                    sigpic
                    Jack, in Montana

                    Comment


                    • #11
                      I see very little rust in the places it is most expected. Wash the bird turd off this thing and it may well be just what someone needs to accomplish their dream. If the seller really wanted $2900, he/she would have done some scrubbing. Use that to your advantage.
                      "All attempts to 'rise above the issue' are simply an excuse to avoid it profitably." --Dick Gregory

                      Brad Johnson, SDC since 1975, ASC since 1990
                      Pine Grove Mills, Pa.
                      '33 Rockne 10,
                      '51 Commander Starlight,
                      '53 Commander Starlight "Désirée",
                      '56 Sky Hawk

                      Comment


                      • #12
                        She looks like a good ol' bird to me, and the price is a smidge high but in the neighborhood. Bring a strong flashlight and a good floor jack and jack stands to get up under her. Check out the floor from the underside (especially the front footwells, poke around at the rear edge of the front fenders (where they overlap the cowl), and look at the trunk lip, trunk floor, etc. Closer to $2,000 would be a great way to get into that car, even if it does need mechanical work (which any car will need).
                        ~Matt Connor
                        '59 Lark 2-door

                        Comment


                        • #13
                          Thanks to all. I am currently working on my own car. 50-4 door champ and have done all the work myself. It's the first car I've done totally on my own. The cost was a couple grand to buy the vehicle, but the education I am receiving is tremendous. I have about 300 in paint, 2-300 in parts here and there. And I place no dollar amount on my time. If I did I'd be way out of my league. My greatest fear is that I won't be happy driving the car. I hope I do.

                          Rick

                          Comment


                          • #14
                            Rick,

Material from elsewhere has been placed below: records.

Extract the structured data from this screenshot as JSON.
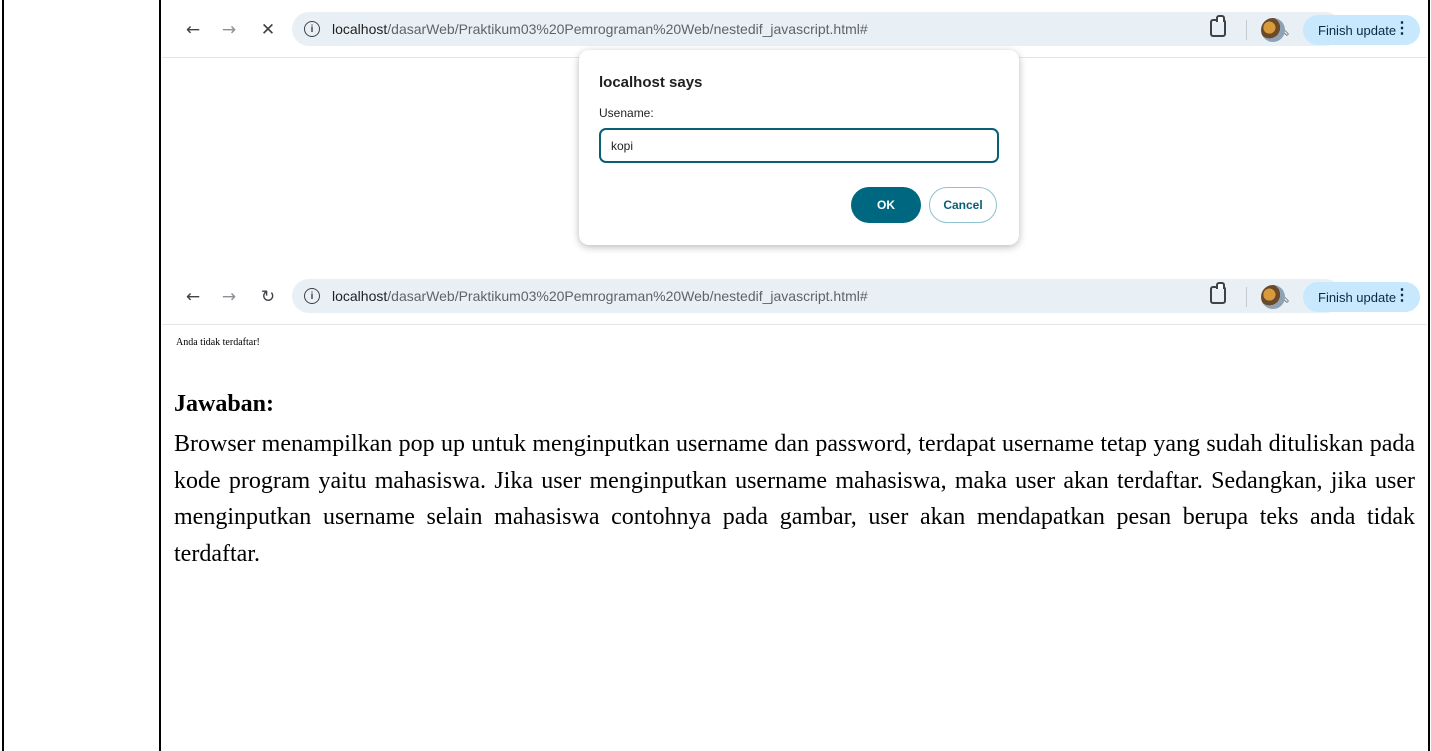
{
  "browser_top": {
    "url_host": "localhost",
    "url_path": "/dasarWeb/Praktikum03%20Pemrograman%20Web/nestedif_javascript.html#",
    "update_button": "Finish update",
    "back_icon": "arrow-left-icon",
    "forward_icon": "arrow-right-icon",
    "stop_icon": "close-icon"
  },
  "dialog": {
    "title": "localhost says",
    "label": "Usename:",
    "input_value": "kopi",
    "ok_label": "OK",
    "cancel_label": "Cancel"
  },
  "browser_bottom": {
    "url_host": "localhost",
    "url_path": "/dasarWeb/Praktikum03%20Pemrograman%20Web/nestedif_javascript.html#",
    "update_button": "Finish update",
    "reload_icon": "reload-icon",
    "page_message": "Anda tidak terdaftar!"
  },
  "answer": {
    "heading": "Jawaban:",
    "body": "Browser menampilkan pop up untuk menginputkan username dan password, terdapat username tetap yang sudah dituliskan pada kode program yaitu mahasiswa. Jika user menginputkan username mahasiswa, maka user akan terdaftar. Sedangkan, jika user menginputkan username selain mahasiswa contohnya pada gambar, user akan mendapatkan pesan berupa teks anda tidak terdaftar."
  }
}
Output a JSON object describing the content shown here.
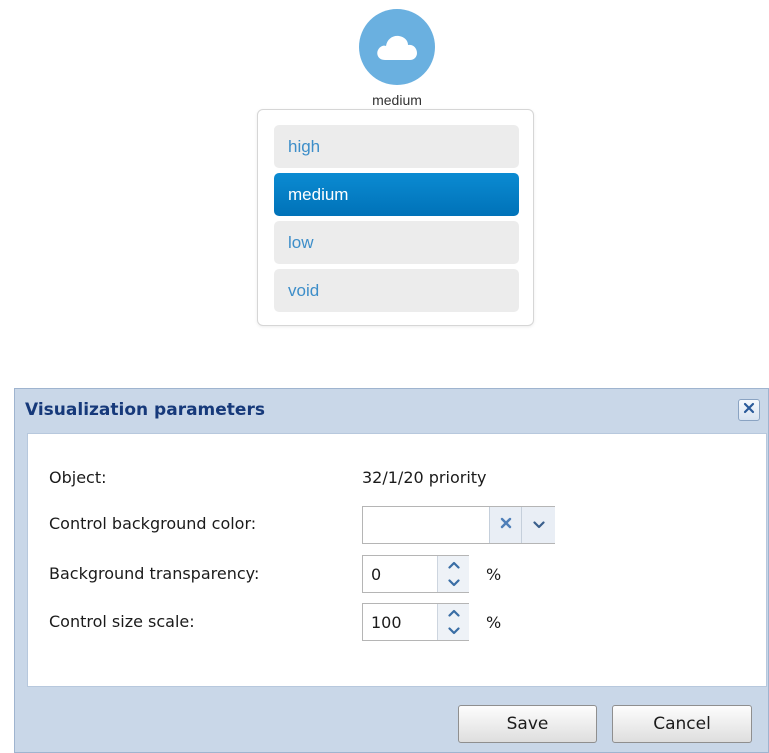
{
  "widget": {
    "icon": "cloud-icon",
    "icon_color": "#6ab0e0",
    "caption": "medium",
    "options": [
      {
        "label": "high",
        "selected": false
      },
      {
        "label": "medium",
        "selected": true
      },
      {
        "label": "low",
        "selected": false
      },
      {
        "label": "void",
        "selected": false
      }
    ],
    "selected_color": "#0a84c9"
  },
  "dialog": {
    "title": "Visualization parameters",
    "close_icon": "close-icon",
    "object_label": "Object:",
    "object_value": "32/1/20 priority",
    "bg_color_label": "Control background color:",
    "bg_color_value": "",
    "transparency_label": "Background transparency:",
    "transparency_value": "0",
    "transparency_unit": "%",
    "scale_label": "Control size scale:",
    "scale_value": "100",
    "scale_unit": "%",
    "save_label": "Save",
    "cancel_label": "Cancel"
  }
}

                            To give you some of my personal points of comparison, read my sig line. My Two 60's, while potentially not in as prime a condition if that sheet metal is as good as the pic makes it look, would go to some lucky buyer for a fraction of that asking price. My very nice '63, which has a few eccentricities and a smidge of bondo hiding underneath but runs and drives well and looks cool, was purchased for not a whole lot more than the asking price for the car in this ad. And it came with a hub puller for the rear brakes and a couple cool aluminum signs for my garage

                            I think the comments others have made about the sheet metal are spot on. If those fenders are not full of bondo and they're solid enough to use as-is, that's worth close to half the asking price right there. If all the panels and the floor are as solid as they appear at first glance, that's going to save thousands over having to repair that stuff. Bottom line, if this car is solid and complete (aside from the engine), you probably have more than $2900 of parts and progress.

                            Having said that, the Studebaker world is a world dense with some very, ehem, "thrift-minded" people, and I believe that mentality, more than anything, would drive the value on this vehicle down. Make this a Chevy, and those rabid bowtie enthusiasts would probably beat each other to death for a chance to get such a great base to start a build on at such a reasonable rate. But in our world, you'll likely be mocked mercilessly for paying that kind of money. Just sayin'
                            '63 Lark Custom, 259 v8, auto, child seat

                            "Your friendly neighborhood Studebaker evangelist"

                            Comment

                            Working...
                            X